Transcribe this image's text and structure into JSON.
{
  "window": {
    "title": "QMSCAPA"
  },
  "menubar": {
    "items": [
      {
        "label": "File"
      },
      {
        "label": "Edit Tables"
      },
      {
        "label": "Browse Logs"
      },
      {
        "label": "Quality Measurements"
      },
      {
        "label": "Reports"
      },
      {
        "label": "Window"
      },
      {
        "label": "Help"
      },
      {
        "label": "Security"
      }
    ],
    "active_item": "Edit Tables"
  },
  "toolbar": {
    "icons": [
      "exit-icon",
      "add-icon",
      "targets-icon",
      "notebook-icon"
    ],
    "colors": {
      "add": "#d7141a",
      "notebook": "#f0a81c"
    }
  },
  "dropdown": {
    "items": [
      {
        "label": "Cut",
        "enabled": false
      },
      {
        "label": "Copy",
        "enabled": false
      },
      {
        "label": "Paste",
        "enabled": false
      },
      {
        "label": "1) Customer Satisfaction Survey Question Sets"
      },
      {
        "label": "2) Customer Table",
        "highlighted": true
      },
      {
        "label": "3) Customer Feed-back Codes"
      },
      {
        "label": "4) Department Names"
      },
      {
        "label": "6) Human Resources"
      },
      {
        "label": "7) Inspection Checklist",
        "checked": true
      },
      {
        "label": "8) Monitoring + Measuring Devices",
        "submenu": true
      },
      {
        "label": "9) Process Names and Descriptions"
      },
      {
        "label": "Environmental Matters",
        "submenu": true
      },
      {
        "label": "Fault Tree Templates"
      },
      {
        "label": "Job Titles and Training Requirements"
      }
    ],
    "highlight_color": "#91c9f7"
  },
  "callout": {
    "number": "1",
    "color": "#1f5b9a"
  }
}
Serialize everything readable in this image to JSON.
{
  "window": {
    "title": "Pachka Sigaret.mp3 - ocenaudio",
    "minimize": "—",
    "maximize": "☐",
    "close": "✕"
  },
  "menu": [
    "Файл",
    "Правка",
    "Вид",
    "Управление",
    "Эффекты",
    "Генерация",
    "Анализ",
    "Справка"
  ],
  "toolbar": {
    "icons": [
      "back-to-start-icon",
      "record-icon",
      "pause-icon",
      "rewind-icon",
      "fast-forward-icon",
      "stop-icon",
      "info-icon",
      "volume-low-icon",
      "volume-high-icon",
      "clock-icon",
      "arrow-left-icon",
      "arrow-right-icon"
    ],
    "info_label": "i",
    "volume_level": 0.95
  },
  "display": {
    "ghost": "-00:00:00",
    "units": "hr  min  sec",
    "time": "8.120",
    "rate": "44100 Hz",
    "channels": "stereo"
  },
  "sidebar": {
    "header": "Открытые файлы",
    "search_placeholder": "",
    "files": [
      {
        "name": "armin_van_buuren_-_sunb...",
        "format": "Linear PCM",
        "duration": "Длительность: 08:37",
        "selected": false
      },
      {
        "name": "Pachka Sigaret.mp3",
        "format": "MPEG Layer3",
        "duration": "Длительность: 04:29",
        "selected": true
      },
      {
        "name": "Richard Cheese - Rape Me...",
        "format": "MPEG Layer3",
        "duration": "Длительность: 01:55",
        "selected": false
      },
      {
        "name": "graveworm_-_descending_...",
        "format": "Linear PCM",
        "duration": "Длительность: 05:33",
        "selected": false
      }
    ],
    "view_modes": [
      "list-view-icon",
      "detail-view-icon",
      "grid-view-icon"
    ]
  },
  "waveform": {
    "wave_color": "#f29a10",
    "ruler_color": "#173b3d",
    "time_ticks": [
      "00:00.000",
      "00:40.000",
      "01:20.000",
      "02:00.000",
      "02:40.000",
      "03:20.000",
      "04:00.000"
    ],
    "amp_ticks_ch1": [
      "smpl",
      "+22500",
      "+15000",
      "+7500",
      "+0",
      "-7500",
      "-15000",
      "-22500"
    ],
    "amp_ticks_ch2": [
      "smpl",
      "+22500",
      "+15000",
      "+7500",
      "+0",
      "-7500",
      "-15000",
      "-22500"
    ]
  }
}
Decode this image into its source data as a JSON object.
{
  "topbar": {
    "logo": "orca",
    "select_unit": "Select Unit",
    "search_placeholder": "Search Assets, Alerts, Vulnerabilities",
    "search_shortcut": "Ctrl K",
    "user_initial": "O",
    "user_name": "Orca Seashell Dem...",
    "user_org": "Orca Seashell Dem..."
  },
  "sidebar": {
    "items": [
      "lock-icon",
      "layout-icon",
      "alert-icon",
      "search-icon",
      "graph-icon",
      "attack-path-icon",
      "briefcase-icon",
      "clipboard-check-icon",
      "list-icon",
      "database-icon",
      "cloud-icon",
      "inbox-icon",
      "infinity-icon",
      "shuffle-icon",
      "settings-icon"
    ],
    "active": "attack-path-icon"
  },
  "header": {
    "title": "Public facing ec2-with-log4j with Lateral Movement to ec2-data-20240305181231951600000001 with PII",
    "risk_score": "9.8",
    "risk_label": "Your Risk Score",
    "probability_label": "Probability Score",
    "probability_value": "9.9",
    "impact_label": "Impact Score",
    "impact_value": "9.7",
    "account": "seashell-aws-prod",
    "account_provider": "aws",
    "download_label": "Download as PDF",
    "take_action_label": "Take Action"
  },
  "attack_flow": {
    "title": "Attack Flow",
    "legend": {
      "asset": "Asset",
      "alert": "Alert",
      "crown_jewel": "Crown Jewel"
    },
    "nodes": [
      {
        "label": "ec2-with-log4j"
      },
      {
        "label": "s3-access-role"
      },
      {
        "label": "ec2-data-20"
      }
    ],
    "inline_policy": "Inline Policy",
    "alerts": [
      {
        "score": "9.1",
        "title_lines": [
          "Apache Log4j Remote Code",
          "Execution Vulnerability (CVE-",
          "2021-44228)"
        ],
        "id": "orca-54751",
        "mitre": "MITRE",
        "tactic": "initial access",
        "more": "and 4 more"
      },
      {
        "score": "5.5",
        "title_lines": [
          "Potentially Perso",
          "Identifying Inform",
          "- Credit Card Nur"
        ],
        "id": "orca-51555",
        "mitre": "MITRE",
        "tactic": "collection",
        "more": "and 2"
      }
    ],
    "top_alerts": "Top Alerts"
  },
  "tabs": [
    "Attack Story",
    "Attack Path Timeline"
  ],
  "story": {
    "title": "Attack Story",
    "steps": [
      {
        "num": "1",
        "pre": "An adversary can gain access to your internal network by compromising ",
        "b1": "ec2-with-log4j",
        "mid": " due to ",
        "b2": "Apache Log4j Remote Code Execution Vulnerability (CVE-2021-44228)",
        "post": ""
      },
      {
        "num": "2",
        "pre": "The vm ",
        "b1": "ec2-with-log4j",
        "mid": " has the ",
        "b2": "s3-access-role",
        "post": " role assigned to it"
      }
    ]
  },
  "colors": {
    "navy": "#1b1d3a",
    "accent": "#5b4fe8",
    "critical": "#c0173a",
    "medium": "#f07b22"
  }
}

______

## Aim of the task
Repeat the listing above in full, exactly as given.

## Output of the task
Transcribe this image's text and structure into JSON.
{
  "window": {
    "title": "QMSCAPA"
  },
  "menubar": {
    "items": [
      {
        "label": "File"
      },
      {
        "label": "Edit Tables"
      },
      {
        "label": "Browse Logs"
      },
      {
        "label": "Quality Measurements"
      },
      {
        "label": "Reports"
      },
      {
        "label": "Window"
      },
      {
        "label": "Help"
      },
      {
        "label": "Security"
      }
    ],
    "active_item": "Edit Tables"
  },
  "toolbar": {
    "icons": [
      "exit-icon",
      "add-icon",
      "targets-icon",
      "notebook-icon"
    ],
    "colors": {
      "add": "#d7141a",
      "notebook": "#f0a81c"
    }
  },
  "dropdown": {
    "items": [
      {
        "label": "Cut",
        "enabled": false
      },
      {
        "label": "Copy",
        "enabled": false
      },
      {
        "label": "Paste",
        "enabled": false
      },
      {
        "label": "1) Customer Satisfaction Survey Question Sets"
      },
      {
        "label": "2) Customer Table",
        "highlighted": true
      },
      {
        "label": "3) Customer Feed-back Codes"
      },
      {
        "label": "4) Department Names"
      },
      {
        "label": "6) Human Resources"
      },
      {
        "label": "7) Inspection Checklist",
        "checked": true
      },
      {
        "label": "8) Monitoring + Measuring Devices",
        "submenu": true
      },
      {
        "label": "9) Process Names and Descriptions"
      },
      {
        "label": "Environmental Matters",
        "submenu": true
      },
      {
        "label": "Fault Tree Templates"
      },
      {
        "label": "Job Titles and Training Requirements"
      }
    ],
    "highlight_color": "#91c9f7"
  },
  "callout": {
    "number": "1",
    "color": "#1f5b9a"
  }
}
Serialize everything readable in this image to JSON.
{
  "window": {
    "title": "Pachka Sigaret.mp3 - ocenaudio",
    "minimize": "—",
    "maximize": "☐",
    "close": "✕"
  },
  "menu": [
    "Файл",
    "Правка",
    "Вид",
    "Управление",
    "Эффекты",
    "Генерация",
    "Анализ",
    "Справка"
  ],
  "toolbar": {
    "icons": [
      "back-to-start-icon",
      "record-icon",
      "pause-icon",
      "rewind-icon",
      "fast-forward-icon",
      "stop-icon",
      "info-icon",
      "volume-low-icon",
      "volume-high-icon",
      "clock-icon",
      "arrow-left-icon",
      "arrow-right-icon"
    ],
    "info_label": "i",
    "volume_level": 0.95
  },
  "display": {
    "ghost": "-00:00:00",
    "units": "hr  min  sec",
    "time": "8.120",
    "rate": "44100 Hz",
    "channels": "stereo"
  },
  "sidebar": {
    "header": "Открытые файлы",
    "search_placeholder": "",
    "files": [
      {
        "name": "armin_van_buuren_-_sunb...",
        "format": "Linear PCM",
        "duration": "Длительность: 08:37",
        "selected": false
      },
      {
        "name": "Pachka Sigaret.mp3",
        "format": "MPEG Layer3",
        "duration": "Длительность: 04:29",
        "selected": true
      },
      {
        "name": "Richard Cheese - Rape Me...",
        "format": "MPEG Layer3",
        "duration": "Длительность: 01:55",
        "selected": false
      },
      {
        "name": "graveworm_-_descending_...",
        "format": "Linear PCM",
        "duration": "Длительность: 05:33",
        "selected": false
      }
    ],
    "view_modes": [
      "list-view-icon",
      "detail-view-icon",
      "grid-view-icon"
    ]
  },
  "waveform": {
    "wave_color": "#f29a10",
    "ruler_color": "#173b3d",
    "time_ticks": [
      "00:00.000",
      "00:40.000",
      "01:20.000",
      "02:00.000",
      "02:40.000",
      "03:20.000",
      "04:00.000"
    ],
    "amp_ticks_ch1": [
      "smpl",
      "+22500",
      "+15000",
      "+7500",
      "+0",
      "-7500",
      "-15000",
      "-22500"
    ],
    "amp_ticks_ch2": [
      "smpl",
      "+22500",
      "+15000",
      "+7500",
      "+0",
      "-7500",
      "-15000",
      "-22500"
    ]
  }
}
Decode this image into its source data as a JSON object.
{
  "topbar": {
    "logo": "orca",
    "select_unit": "Select Unit",
    "search_placeholder": "Search Assets, Alerts, Vulnerabilities",
    "search_shortcut": "Ctrl K",
    "user_initial": "O",
    "user_name": "Orca Seashell Dem...",
    "user_org": "Orca Seashell Dem..."
  },
  "sidebar": {
    "items": [
      "lock-icon",
      "layout-icon",
      "alert-icon",
      "search-icon",
      "graph-icon",
      "attack-path-icon",
      "briefcase-icon",
      "clipboard-check-icon",
      "list-icon",
      "database-icon",
      "cloud-icon",
      "inbox-icon",
      "infinity-icon",
      "shuffle-icon",
      "settings-icon"
    ],
    "active": "attack-path-icon"
  },
  "header": {
    "title": "Public facing ec2-with-log4j with Lateral Movement to ec2-data-20240305181231951600000001 with PII",
    "risk_score": "9.8",
    "risk_label": "Your Risk Score",
    "probability_label": "Probability Score",
    "probability_value": "9.9",
    "impact_label": "Impact Score",
    "impact_value": "9.7",
    "account": "seashell-aws-prod",
    "account_provider": "aws",
    "download_label": "Download as PDF",
    "take_action_label": "Take Action"
  },
  "attack_flow": {
    "title": "Attack Flow",
    "legend": {
      "asset": "Asset",
      "alert": "Alert",
      "crown_jewel": "Crown Jewel"
    },
    "nodes": [
      {
        "label": "ec2-with-log4j"
      },
      {
        "label": "s3-access-role"
      },
      {
        "label": "ec2-data-20"
      }
    ],
    "inline_policy": "Inline Policy",
    "alerts": [
      {
        "score": "9.1",
        "title_lines": [
          "Apache Log4j Remote Code",
          "Execution Vulnerability (CVE-",
          "2021-44228)"
        ],
        "id": "orca-54751",
        "mitre": "MITRE",
        "tactic": "initial access",
        "more": "and 4 more"
      },
      {
        "score": "5.5",
        "title_lines": [
          "Potentially Perso",
          "Identifying Inform",
          "- Credit Card Nur"
        ],
        "id": "orca-51555",
        "mitre": "MITRE",
        "tactic": "collection",
        "more": "and 2"
      }
    ],
    "top_alerts": "Top Alerts"
  },
  "tabs": [
    "Attack Story",
    "Attack Path Timeline"
  ],
  "story": {
    "title": "Attack Story",
    "steps": [
      {
        "num": "1",
        "pre": "An adversary can gain access to your internal network by compromising ",
        "b1": "ec2-with-log4j",
        "mid": " due to ",
        "b2": "Apache Log4j Remote Code Execution Vulnerability (CVE-2021-44228)",
        "post": ""
      },
      {
        "num": "2",
        "pre": "The vm ",
        "b1": "ec2-with-log4j",
        "mid": " has the ",
        "b2": "s3-access-role",
        "post": " role assigned to it"
      }
    ]
  },
  "colors": {
    "navy": "#1b1d3a",
    "accent": "#5b4fe8",
    "critical": "#c0173a",
    "medium": "#f07b22"
  }
}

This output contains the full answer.